Due to lack of awareness and training on the correct injection practices, a significant proportion of people reuse insulin pens and syringe needles that are intended for single use only. Reuse of the needle causes bending and blunting of the needle tip, increasing bleeding, pain, dosage inaccuracy and the chances of lipohypertrophy which is a thickened, rubbery swelling under the skin that develops under the usual injection site. Lipohypertrophy can lead to poor glycaemic control, hypoglycaemia, and glycaemic variability. Studies show that the frequency of needle re-use, significantly increase the risks of developing lipo., Moreover, used needles are prone to contamination by bacteria. At times, macroscopic blood regurgitation into a cartridge is also observed. In this case, if the needle is reused, it could lead to transmission of blood-borne infections.
Along with proper injecting guidance, it is imperative to know that insulin should be stored under favourable conditions. When exposed to extreme heat or cold, Insulin loses its ability to control the blood sugar. Unopened insulin should be stored in the refrigerator (2-8 degrees C) and once opened, a vial can be stored at a room temperature of around 15-25 degrees C or in the refrigerator (2-8 degrees C) for up to 28 days.
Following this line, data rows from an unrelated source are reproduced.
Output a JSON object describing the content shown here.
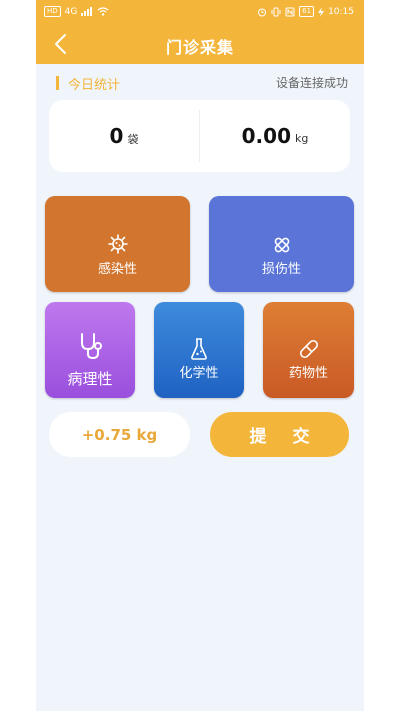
{
  "statusbar": {
    "carrier": "HD",
    "network": "4G",
    "battery": "61",
    "time": "10:15"
  },
  "navbar": {
    "title": "门诊采集"
  },
  "stats": {
    "title": "今日统计",
    "device_status": "设备连接成功",
    "bags_value": "0",
    "bags_unit": "袋",
    "weight_value": "0.00",
    "weight_unit": "kg"
  },
  "categories": [
    {
      "label": "感染性",
      "icon": "virus-icon",
      "color": "#d2762f"
    },
    {
      "label": "损伤性",
      "icon": "bandage-icon",
      "color": "#5a74d8"
    },
    {
      "label": "病理性",
      "icon": "stethoscope-icon",
      "color": "#a45de3"
    },
    {
      "label": "化学性",
      "icon": "flask-icon",
      "color": "#2a74cf"
    },
    {
      "label": "药物性",
      "icon": "pill-icon",
      "color": "#d56a2e"
    }
  ],
  "weight_readout": "+0.75 kg",
  "submit_label": "提 交"
}
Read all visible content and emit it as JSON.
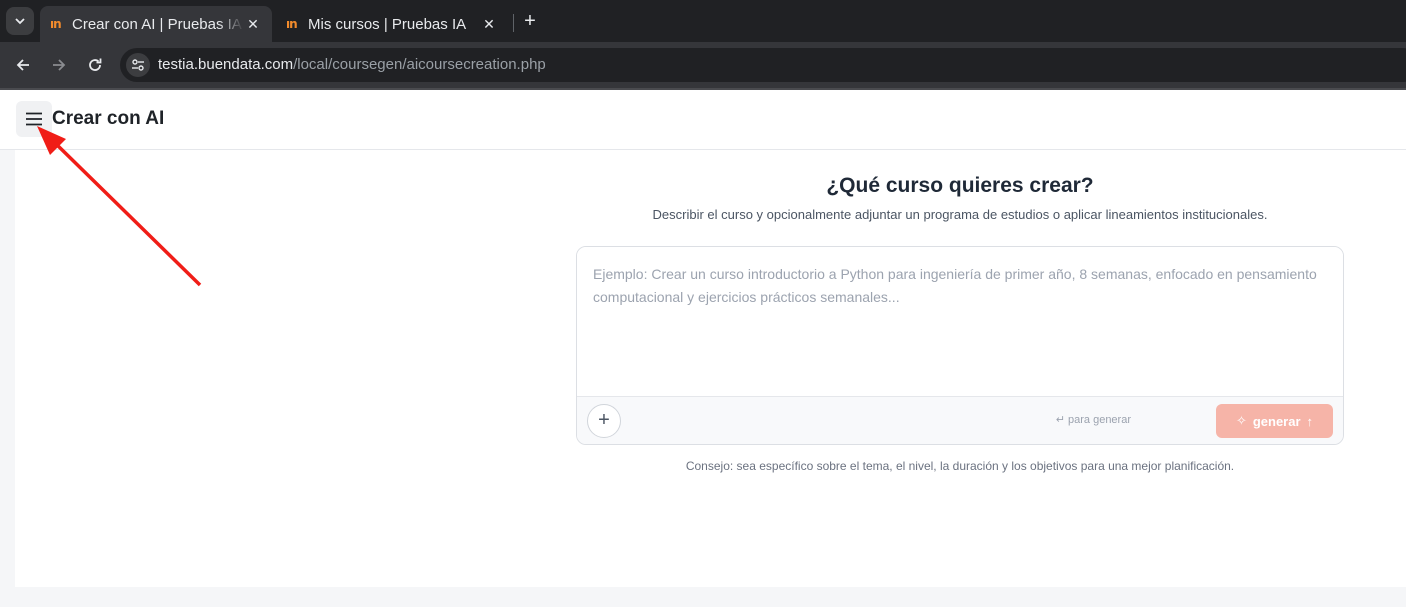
{
  "browser": {
    "tabs": [
      {
        "title": "Crear con AI | Pruebas IA",
        "favicon_text": "ın",
        "active": true
      },
      {
        "title": "Mis cursos | Pruebas IA",
        "favicon_text": "ın",
        "active": false
      }
    ],
    "close_glyph": "✕",
    "new_tab_glyph": "+",
    "url_host": "testia.buendata.com",
    "url_path": "/local/coursegen/aicoursecreation.php"
  },
  "header": {
    "title": "Crear con AI"
  },
  "main": {
    "heading": "¿Qué curso quieres crear?",
    "subheading": "Describir el curso y opcionalmente adjuntar un programa de estudios o aplicar lineamientos institucionales.",
    "prompt_placeholder": "Ejemplo: Crear un curso introductorio a Python para ingeniería de primer año, 8 semanas, enfocado en pensamiento computacional y ejercicios prácticos semanales...",
    "attach_label": "+",
    "hint": "↵ para generar",
    "generate_label": "generar",
    "generate_icon": "✧",
    "generate_arrow": "↑",
    "tip": "Consejo: sea específico sobre el tema, el nivel, la duración y los objetivos para una mejor planificación."
  },
  "colors": {
    "annotation_arrow": "#f01d17",
    "generate_button": "#f6b4a8"
  }
}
Now that we know how to store insulin and choose the right site for injecting insulin, here are a few other things to keep in mind if you have diabetes. Ensure that you do not use expired insulin as that may no longer be sterile and will likely not provide the expected outcome. As insulin needs to be given at room temperature, it is recommended to take it out from the refrigerator 30 minutes before the injection. Before injecting yourself, wash your hands properly with soap. After ensuring there are no bubbles in the syringe, draw the right dose of insulin. Push the needle into the skin while holding a skin-fold, inject slowly and steadily until it is all in and leave it in place for at least 10 seconds after injecting. Release the skin-fold after removing the needle from the skin.
Adherence to accurate medication is a major factor in determining treatment outcomes for people living with diabetes. At a time when the world is already grappling with COVID-19, patients with diabetes on insulin need to be all the more careful about managing their condition optimally. There is a need to educate patients and their families about the disadvantages related to inappropriate insulin injecting practice and to push patients to consult diabetes educators in case of any complications.
The writer is Chairman and Head, Endocrinology and Diabetes, Max Healthcare (Pan Max)